YOUR GOAL.
From the records below, report the number of lines that contain "毕业证书", and add nothing.

(Excerpts from an interface dataset)
== == ==

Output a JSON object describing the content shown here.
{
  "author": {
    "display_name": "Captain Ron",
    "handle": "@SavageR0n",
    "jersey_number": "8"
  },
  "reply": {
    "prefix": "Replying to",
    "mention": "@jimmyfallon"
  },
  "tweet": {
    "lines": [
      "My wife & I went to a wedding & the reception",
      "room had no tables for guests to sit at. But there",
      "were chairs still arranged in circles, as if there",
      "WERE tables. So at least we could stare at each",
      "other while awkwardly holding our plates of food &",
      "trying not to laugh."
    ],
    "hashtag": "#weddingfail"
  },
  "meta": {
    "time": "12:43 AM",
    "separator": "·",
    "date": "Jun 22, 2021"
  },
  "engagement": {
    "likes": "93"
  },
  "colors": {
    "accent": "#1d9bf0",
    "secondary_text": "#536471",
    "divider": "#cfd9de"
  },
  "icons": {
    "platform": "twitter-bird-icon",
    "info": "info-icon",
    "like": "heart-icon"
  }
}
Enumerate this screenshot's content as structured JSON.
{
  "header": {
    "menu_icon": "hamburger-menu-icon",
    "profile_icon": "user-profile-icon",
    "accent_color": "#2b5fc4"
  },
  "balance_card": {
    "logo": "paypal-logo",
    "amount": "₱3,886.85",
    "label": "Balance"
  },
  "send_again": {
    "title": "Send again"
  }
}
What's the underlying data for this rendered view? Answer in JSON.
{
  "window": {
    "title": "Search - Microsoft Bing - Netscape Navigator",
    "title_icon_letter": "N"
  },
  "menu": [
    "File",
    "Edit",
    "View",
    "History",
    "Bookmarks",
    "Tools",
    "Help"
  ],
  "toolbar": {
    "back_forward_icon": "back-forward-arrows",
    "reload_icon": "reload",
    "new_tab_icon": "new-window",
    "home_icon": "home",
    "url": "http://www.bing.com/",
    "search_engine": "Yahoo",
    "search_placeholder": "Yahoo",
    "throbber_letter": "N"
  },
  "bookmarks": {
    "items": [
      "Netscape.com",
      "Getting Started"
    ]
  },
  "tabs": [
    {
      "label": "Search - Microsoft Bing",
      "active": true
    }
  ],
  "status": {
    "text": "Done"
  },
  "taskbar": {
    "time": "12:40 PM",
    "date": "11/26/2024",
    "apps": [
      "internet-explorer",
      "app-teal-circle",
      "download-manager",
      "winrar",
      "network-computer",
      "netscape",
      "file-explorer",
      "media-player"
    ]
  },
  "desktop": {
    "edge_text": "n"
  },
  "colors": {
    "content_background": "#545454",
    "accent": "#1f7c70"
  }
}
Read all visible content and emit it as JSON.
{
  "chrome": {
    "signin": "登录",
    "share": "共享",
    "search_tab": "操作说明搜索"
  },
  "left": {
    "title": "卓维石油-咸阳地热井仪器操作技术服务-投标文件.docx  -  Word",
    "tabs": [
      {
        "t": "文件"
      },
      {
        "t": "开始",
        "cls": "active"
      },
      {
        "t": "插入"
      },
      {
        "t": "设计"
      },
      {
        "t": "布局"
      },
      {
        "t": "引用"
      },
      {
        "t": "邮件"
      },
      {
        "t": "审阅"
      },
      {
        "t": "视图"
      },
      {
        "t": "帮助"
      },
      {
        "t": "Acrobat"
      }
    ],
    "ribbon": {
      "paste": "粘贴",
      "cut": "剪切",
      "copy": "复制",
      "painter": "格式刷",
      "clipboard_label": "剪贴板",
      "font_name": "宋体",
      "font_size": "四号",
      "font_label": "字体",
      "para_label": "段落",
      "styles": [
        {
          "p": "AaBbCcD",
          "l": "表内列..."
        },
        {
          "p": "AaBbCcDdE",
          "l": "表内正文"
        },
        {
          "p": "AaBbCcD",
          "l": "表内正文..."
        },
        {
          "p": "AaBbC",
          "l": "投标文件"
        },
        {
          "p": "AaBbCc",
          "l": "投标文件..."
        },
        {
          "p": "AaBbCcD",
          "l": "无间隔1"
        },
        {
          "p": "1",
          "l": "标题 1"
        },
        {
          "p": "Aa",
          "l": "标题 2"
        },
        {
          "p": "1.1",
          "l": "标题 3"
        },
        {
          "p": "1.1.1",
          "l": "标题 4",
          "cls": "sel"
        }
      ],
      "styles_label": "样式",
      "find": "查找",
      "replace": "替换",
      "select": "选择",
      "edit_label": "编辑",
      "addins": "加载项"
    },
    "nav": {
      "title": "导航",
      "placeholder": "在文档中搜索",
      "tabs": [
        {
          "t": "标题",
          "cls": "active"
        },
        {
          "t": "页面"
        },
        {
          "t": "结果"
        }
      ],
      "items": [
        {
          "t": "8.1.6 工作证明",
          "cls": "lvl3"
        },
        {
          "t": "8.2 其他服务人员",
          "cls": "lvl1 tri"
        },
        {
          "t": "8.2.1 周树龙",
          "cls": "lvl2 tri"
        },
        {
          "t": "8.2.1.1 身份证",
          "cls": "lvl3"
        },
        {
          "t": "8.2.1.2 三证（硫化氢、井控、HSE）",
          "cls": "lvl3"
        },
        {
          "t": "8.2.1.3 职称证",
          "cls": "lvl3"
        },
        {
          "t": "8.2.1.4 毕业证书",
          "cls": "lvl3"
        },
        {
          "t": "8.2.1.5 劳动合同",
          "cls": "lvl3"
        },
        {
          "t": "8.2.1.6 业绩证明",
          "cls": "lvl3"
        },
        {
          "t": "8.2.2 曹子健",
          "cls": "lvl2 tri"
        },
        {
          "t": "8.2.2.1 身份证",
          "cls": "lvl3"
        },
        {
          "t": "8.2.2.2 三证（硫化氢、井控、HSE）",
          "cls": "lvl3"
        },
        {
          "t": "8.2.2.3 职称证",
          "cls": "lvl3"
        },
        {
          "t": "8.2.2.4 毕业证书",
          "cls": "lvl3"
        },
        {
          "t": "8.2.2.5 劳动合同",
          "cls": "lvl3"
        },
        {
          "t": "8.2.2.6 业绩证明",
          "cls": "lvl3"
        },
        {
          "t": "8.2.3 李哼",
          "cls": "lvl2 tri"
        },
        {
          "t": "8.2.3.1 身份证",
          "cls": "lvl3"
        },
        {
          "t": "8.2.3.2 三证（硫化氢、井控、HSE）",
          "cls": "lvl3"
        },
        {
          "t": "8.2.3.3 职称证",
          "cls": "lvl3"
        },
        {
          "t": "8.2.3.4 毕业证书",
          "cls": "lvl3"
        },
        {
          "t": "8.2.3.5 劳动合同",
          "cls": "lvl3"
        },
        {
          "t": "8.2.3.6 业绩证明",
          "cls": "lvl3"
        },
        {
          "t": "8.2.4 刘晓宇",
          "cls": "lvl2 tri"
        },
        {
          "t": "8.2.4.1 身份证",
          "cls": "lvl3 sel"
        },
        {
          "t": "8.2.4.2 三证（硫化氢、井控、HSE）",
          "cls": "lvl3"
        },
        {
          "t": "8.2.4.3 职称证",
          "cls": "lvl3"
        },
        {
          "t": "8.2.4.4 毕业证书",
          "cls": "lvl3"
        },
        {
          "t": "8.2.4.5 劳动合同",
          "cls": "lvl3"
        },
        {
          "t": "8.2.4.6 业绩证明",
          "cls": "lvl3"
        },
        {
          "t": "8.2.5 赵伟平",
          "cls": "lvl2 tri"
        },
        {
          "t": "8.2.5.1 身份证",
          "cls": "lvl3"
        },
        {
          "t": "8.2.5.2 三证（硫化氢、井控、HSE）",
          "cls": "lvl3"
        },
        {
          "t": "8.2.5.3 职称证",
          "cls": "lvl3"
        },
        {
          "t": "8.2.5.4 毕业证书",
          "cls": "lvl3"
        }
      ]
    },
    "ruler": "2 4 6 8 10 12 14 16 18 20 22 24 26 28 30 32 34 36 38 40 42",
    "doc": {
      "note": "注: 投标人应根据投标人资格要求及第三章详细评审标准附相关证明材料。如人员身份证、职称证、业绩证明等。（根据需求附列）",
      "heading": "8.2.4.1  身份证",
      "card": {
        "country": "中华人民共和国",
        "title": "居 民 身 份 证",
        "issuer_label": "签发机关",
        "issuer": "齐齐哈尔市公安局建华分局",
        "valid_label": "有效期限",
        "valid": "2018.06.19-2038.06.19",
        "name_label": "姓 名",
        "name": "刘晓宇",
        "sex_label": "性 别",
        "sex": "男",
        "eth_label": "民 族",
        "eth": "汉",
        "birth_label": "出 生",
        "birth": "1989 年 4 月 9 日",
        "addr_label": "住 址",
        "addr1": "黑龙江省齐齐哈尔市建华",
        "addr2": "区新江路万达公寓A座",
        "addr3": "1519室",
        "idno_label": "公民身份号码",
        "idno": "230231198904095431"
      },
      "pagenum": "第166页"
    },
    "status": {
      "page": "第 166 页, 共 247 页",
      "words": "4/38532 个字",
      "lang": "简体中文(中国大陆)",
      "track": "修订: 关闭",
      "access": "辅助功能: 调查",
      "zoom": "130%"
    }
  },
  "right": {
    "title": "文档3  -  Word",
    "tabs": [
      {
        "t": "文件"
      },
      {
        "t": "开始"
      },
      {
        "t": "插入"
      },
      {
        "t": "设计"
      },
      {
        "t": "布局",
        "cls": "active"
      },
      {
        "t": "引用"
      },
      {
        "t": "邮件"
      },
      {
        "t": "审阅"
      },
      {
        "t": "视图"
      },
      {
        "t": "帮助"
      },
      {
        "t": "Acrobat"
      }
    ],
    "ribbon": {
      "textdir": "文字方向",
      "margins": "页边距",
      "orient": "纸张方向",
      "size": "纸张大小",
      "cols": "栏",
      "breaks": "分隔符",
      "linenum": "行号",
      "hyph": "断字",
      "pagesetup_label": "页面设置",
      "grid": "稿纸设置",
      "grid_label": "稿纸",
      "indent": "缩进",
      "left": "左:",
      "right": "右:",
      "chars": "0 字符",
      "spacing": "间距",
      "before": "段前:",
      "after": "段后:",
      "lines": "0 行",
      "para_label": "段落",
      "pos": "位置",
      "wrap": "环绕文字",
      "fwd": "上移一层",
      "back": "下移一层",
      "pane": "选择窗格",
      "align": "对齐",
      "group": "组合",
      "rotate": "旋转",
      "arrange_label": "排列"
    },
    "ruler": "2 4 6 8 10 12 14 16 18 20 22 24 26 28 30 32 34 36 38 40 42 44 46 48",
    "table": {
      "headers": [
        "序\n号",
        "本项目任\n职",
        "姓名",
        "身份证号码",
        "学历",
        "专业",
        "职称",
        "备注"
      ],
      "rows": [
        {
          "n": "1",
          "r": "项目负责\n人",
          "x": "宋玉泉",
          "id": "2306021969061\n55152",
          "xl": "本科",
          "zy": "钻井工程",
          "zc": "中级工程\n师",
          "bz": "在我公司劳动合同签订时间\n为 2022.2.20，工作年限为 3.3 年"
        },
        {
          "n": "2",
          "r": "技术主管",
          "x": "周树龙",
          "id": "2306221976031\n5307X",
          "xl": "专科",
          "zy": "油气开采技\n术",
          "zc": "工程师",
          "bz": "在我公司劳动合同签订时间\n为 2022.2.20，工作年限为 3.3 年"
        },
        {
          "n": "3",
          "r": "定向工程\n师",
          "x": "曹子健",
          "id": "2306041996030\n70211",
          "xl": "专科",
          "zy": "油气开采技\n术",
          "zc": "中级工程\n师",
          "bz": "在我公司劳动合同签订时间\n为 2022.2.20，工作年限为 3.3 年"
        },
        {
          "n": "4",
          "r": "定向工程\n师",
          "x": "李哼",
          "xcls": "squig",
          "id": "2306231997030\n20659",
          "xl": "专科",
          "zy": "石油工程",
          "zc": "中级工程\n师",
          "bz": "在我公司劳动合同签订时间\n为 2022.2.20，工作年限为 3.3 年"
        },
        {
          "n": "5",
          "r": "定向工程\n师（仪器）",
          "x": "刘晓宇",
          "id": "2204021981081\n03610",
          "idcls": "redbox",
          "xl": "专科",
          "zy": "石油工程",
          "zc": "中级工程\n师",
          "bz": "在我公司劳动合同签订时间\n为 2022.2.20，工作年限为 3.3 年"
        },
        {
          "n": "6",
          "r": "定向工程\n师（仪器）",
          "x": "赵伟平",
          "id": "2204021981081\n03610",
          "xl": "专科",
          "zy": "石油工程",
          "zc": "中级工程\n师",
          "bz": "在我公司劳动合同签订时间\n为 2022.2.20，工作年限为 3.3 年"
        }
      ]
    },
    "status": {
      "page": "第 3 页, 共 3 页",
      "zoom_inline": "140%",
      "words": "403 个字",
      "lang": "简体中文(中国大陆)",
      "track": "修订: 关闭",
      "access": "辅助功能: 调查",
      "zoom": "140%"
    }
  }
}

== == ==

TASK RESULT.
5